The five part sermon series on 2 Peter is completely posted on the podcast!

Finishing Your Faith: Peter’s final exhortation to finish well.
An expository series that goes verse by verse through the book of 2 Peter.


2 Peter 1:1-15 – Pursuing The Joyful Struggle

2 Peter 1:1-15. God loves us before we took a single breath. Part 1. “The pre-qualification of God’s Love, always having game with God, stuck in Flex-To-Impress Mode, and the One Constant in the universe.” Dec. 2, 2011


2 Peter 1:16-21, 2:1-3 – Second Nature Jesus

2 Peter 1:16-21, 2:1-3. When Jesus is a reflex. Part 2. “The absolute hardest part about following Jesus, the Five Fails of Peter and his Two Names, and when Jesus is one more thing on your busy schedule.” Dec. 9th, 2011


2 Peter 2:1-12 – The Lies We Love, Part One

2 Peter 2:1-12. How idols cheat on us. Part 3. “The college professor venting his ideology, reading Noah and Lot like cute symbolic metaphors, and how God’s love rips you out of yourself.” 1-20-12


2 Peter 2:12-22 – The Lies We Love, Part Two

2 Peter 2:12-22. Exposing the ridiculous. Part 4. “A movie (supposedly) based on a true story, breaking up with someone over text, the Problem of Pain versus Pleasure, the religion of celebrities, and a culture of collision.” 1-27-12

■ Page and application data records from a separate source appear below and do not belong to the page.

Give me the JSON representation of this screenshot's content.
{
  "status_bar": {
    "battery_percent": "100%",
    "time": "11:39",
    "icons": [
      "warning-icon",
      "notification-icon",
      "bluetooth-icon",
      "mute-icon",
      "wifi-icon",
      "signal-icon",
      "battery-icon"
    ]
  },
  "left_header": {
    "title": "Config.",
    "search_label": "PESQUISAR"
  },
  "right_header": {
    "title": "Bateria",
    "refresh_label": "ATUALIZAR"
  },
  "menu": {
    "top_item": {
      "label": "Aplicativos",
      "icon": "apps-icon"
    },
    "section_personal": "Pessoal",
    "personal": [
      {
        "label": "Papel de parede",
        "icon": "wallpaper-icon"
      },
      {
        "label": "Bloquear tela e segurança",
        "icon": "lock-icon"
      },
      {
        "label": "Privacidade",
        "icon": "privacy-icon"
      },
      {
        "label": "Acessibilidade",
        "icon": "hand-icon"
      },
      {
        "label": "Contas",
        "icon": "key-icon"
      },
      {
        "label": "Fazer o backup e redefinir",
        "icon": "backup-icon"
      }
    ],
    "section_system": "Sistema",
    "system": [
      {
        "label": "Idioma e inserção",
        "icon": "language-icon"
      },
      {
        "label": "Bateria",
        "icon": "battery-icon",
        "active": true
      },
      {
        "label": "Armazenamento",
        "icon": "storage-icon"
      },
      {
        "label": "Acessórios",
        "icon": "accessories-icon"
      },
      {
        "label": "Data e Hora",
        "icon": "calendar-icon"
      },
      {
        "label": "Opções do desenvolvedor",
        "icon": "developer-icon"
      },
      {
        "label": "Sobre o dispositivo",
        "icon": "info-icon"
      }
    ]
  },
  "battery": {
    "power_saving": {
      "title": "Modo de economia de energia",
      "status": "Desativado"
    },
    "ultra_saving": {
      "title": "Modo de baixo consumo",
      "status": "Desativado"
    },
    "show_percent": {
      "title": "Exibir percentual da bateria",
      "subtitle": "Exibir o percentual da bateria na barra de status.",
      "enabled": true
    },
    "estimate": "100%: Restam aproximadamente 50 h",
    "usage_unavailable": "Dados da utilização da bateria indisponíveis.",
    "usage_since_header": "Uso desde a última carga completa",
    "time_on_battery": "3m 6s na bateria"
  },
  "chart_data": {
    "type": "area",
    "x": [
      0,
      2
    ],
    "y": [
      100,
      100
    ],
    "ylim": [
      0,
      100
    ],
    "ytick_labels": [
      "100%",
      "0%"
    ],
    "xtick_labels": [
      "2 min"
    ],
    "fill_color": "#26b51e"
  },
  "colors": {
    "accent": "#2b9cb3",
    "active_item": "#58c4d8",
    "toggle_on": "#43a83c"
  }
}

2 Peter 3 – The Final Word: The Most Important Truth

2 Peter 3. The Bible’s conclusion. Part 5. “The token prophet who declares doom in the ghost-disaster-conspiracy movie, the problem with Jesus’ miracles, breaking in the Kingdom of God today, and Jesus the cannibal.” 2-3-12






Click here for Podcast Player.


Never Not Faithful: Sermon Series Through Daniel

A sermon series through one of my favorite books, Daniel!

It’s now completely posted with Part Five!

Daniel and the King’s Meat – Super Vs. Natural

Daniel 1. Choosing God when it’s tough. 1 of 5. “The Gateway Drug Theory, the But Vs. So-Then Christian, what Lecrae said about Jesus the Rebel, and lessons from Angels In The Outfield.” August 19th, 2011.


Daniel and the King’s Dream – God Is The Intervention

Daniel 2. God’s working hand as we work through Him. 2 of 5. “How to properly spot the bench press, The Unreasonable Demands, when to Act and when to Ask God, and the Greatest Intervention.” August 29th, 2011


Daniel’s Three Friends – Who Do Your Work For? I Work For God

Daniel 3. Faith in the fire. 3 of 5. “When the Real You comes screaming out of your civilized mask, the toys versus the fire in Toy Story 3, and having an Even-If Faith because we have an Even-If God.” Sept. 2nd, 2011


Daniel and the Two Kings – Good Pride, Bad Pride

Daniel 4-5. Losing control is a good thing. 4 of 5. “The Messy Unnecessary Argument, turning into a cow when you’re having a cow, and the future version of yourself warning you today.” September 16th, 2011.


Daniel and The Lion’s Den – Power In The Pit

Daniel 6. What to do with opposition. 5 of 5. “When to roll hard against some clowns, the story of Jesus found in Daniel, the crazy lady screaming at prayer group, and how God flexes His fruits in opposition.” January 13th, 2012





Quote: Moralism


Moralism beats this drum: If I improve, then I’ll be accepted — by God, by others, even by myself. But the gospel says something radically different. The gospel announces that everyone ‘in Christ’ is already accepted by God because of Jesus’s work for them. Therefore, no improvement, good behavior, or performance is necessary in order to experience the deep acceptance we long for and in fact strive for on a daily basis.

— Tullian Tchividjian

Quote: Longings


Because of Christ’s finished work,Christians already possess the approval, the love, the security, the freedom, the meaning, the purpose, the protection, the new beginning, the cleansing, the forgiveness, the righteousness, and the rescue we intensely long for and, in fact, look for in a thousand things smaller than Jesus every day — things transient, things incapable of delivering the goods.The gospel is the only thing big enough to satisfy our deepest, eternal longings — both now and forever.

— Tullian Tchividjian